fb-pixel Skip to main content

HOUSTON — For all the winces, grimaces, limps, and bat drops we’ve seen from Rafael Devers and J.D. Martinez throughout this postseason, they are inflicting far more suffering on opposing pitching.

The grand slam each hit Saturday in the Red Sox’ 9-5 ALCS Game 2 victory over the Astros served as a pain killer for all the worrying and fretting Red Sox followers have been obsessing over since Devers developed right forearm discomfort late in the season and Martinez sprained his ankle in the final game of the season.

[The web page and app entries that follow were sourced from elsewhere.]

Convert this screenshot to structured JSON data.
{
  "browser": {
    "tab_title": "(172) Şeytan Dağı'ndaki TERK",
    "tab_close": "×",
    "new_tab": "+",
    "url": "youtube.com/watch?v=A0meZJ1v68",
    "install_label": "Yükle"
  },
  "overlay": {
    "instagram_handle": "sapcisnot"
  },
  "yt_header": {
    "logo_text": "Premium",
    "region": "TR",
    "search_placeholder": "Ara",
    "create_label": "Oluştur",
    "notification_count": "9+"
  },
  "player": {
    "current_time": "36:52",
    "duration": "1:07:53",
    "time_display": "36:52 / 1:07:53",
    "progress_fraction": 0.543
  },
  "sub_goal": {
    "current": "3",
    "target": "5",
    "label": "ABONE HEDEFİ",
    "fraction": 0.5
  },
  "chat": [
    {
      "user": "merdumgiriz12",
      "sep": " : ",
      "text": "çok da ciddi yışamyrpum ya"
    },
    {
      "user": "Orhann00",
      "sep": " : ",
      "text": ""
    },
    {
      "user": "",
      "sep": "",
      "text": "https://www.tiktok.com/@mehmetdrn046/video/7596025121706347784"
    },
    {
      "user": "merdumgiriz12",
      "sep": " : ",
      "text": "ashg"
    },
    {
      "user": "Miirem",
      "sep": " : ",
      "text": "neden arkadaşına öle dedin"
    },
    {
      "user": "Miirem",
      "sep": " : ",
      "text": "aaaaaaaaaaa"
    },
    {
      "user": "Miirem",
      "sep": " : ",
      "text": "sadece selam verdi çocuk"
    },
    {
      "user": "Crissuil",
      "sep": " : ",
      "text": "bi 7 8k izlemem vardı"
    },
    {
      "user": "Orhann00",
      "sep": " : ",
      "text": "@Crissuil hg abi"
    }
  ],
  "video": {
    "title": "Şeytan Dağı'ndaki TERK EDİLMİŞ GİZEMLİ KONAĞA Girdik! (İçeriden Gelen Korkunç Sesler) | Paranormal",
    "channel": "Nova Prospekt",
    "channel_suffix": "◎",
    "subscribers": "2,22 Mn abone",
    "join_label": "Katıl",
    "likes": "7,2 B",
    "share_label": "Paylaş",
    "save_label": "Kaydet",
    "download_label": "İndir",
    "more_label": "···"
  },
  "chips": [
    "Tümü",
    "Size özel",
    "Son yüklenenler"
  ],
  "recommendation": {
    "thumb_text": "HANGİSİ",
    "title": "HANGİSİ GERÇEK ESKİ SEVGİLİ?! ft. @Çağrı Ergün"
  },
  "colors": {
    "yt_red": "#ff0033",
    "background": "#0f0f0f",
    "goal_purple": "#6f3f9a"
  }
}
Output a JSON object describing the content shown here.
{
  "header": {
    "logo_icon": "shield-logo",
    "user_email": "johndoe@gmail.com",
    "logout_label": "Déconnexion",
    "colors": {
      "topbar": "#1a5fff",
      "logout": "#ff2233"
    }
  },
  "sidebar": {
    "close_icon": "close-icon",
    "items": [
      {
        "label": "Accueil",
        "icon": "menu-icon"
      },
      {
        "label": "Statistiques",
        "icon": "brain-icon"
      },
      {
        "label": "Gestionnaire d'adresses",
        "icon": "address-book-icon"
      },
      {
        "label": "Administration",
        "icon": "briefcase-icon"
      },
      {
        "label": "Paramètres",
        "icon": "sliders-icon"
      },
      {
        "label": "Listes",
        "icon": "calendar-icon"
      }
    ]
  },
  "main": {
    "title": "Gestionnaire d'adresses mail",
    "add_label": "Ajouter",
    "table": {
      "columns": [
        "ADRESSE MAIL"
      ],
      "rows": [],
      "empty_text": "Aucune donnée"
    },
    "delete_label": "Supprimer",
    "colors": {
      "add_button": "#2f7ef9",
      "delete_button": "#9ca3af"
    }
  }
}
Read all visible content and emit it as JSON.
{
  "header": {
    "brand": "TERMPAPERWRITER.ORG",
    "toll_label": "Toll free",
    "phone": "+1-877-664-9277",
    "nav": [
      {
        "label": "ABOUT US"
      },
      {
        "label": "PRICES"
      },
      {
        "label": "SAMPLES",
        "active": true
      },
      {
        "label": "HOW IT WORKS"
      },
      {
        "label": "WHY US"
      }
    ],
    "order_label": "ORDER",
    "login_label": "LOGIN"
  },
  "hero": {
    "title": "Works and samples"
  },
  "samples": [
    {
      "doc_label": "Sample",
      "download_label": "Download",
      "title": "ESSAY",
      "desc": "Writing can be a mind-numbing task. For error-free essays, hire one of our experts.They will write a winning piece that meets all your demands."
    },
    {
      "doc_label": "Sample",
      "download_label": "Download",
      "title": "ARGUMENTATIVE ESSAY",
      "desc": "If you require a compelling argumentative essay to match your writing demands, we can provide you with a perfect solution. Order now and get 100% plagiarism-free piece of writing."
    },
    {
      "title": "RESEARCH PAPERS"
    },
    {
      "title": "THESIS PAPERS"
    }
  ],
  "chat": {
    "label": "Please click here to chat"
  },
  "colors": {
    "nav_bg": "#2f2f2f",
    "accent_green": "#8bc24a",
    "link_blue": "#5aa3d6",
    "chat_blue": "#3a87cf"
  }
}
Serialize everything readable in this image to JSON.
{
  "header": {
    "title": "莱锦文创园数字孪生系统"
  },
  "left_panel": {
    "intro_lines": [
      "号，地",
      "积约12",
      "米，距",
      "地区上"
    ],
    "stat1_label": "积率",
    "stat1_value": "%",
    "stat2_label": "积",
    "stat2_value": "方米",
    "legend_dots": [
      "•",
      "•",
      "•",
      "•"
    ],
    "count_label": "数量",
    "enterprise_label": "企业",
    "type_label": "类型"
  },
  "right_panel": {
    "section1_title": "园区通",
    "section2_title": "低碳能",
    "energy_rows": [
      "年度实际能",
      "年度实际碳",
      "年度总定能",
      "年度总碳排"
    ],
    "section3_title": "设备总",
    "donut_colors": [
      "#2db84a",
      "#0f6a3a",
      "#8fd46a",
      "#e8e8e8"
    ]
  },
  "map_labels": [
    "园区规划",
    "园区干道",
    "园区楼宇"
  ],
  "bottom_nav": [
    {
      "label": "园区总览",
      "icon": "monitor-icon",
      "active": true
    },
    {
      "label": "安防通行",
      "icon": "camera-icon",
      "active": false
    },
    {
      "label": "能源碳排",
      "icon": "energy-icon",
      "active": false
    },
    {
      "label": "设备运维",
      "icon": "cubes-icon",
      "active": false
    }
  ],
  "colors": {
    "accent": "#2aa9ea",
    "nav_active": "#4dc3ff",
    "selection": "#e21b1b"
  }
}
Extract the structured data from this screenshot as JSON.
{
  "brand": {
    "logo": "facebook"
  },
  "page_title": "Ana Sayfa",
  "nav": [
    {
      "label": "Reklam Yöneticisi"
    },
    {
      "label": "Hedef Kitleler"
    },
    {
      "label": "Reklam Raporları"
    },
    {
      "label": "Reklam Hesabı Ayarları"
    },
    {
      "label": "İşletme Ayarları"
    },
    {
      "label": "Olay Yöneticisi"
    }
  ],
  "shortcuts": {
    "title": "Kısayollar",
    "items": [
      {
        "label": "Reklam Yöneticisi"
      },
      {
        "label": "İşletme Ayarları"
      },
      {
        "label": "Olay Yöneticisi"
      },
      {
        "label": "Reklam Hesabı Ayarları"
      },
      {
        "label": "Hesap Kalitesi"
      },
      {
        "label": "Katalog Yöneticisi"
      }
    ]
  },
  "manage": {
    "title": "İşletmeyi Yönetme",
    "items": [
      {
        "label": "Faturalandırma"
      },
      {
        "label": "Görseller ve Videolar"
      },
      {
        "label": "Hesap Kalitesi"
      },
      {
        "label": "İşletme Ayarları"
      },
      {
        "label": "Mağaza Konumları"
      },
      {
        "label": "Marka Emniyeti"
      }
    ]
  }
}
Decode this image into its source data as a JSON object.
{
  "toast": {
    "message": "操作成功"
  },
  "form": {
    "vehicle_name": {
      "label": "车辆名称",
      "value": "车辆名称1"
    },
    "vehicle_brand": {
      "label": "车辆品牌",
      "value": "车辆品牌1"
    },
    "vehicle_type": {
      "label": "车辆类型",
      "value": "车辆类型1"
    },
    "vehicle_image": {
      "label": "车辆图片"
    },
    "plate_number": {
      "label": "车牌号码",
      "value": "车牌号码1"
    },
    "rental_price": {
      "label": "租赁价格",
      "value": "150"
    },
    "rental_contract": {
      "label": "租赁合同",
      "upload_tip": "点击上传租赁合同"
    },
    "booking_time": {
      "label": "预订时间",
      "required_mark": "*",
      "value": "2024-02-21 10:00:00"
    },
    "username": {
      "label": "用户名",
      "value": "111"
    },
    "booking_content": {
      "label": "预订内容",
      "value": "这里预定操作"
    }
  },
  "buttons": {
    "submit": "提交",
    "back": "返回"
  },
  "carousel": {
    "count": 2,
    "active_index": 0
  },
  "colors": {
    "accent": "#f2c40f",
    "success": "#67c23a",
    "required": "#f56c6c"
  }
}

The sluggers constitute the two chambers of the heart of the batting order and despite Kiké Hernández’s out-of-body offense and defense, the Red Sox would be nowhere without Martinez and Devers in the middle of the lineup.


Martinez cleared the bases with his laser shot to right field in the first inning. An inning later, Devers did the same, his the more towering variety.

“We have this humble approach that we’re not trying to do too much, then big things happen,” manager Alex Cora said. “And J.D., that was great to see going the other way. Rafi, not trying to do too much and hitting the grand slam and so on and so on. It’s a very good approach right now. We’re not getting greedy.”

For Devers, pain this postseason looks like this: a .310 batting average, .412 on-base percentage, .621 slugging, 1.032 OPS, with 3 home runs, 10 RBIs, 5 walks, 7 strikeouts, and 9 hits in seven games.

Each game has featured swings-and-misses that leave Devers hanging on to the bat with his left hand or dropping it altogether, which he did in the seventh inning before he eventually fouled out to first base. Cora and the trainers checked on Devers but he stayed in the game, in discomfort as he walked slowly to his position at third base in the bottom half of the inning.


By the time Devers spoke to the media, he maintained his usual easy smile throughout.

“It doesn’t really limit me as much because I’m able to play every single day but, obviously, it’s a part of it right now,” Devers said. “We have a couple more weeks to play, and just trying to grind it out and be there for my teammates right now, so I can still play.”

In Martinez’s case, the injury that kept him out of the AL Wild Card Game and the first game of the Division Series has led to these numbers: .391 batting average, .417 on-base percentage, .690 slugging, a 1.112 OPS, 2 home runs, 8 RBIs, 1 walk, 3 strikeouts, and 9 hits in five games.

He has been moving more freely here than he was early in the Division Series.

With his shot off Astros starter Luis Garcia, Martinez used his customary patient and studied approach before making maximum contact.

“That situation, the pressure is on [Garcia], it’s not on me to come through there,” Martinez said. “It’s the first inning. He has bases loaded. I’m trying to tell myself that, trying to stay relaxed and just looking for a pitch so I can just put a barrel on it.”

Their respective injuries might have marginally improved their results, even with a small sample size.

Devers will never be a timid swinger, especially with pitches up in the zone, but he appears to be using more of the field, perhaps an adjustment to alleviate some pain.


Martinez’s injured ankle is on his lead foot in the batter’s box. A scientific hitter, his strikeout total in 24 postseason plate appearances indicates he is being even more selective to compensate for some discomfort.

However the gifted hitters are managing to produce at less than 100 percent, it’s working.

The Astros probably don’t want to know how much better the two would be raking if they weren’t hurting at all.

Michael Silverman can be reached at michael.silverman@globe.com. Follow him on Twitter: @MikeSilvermanBB.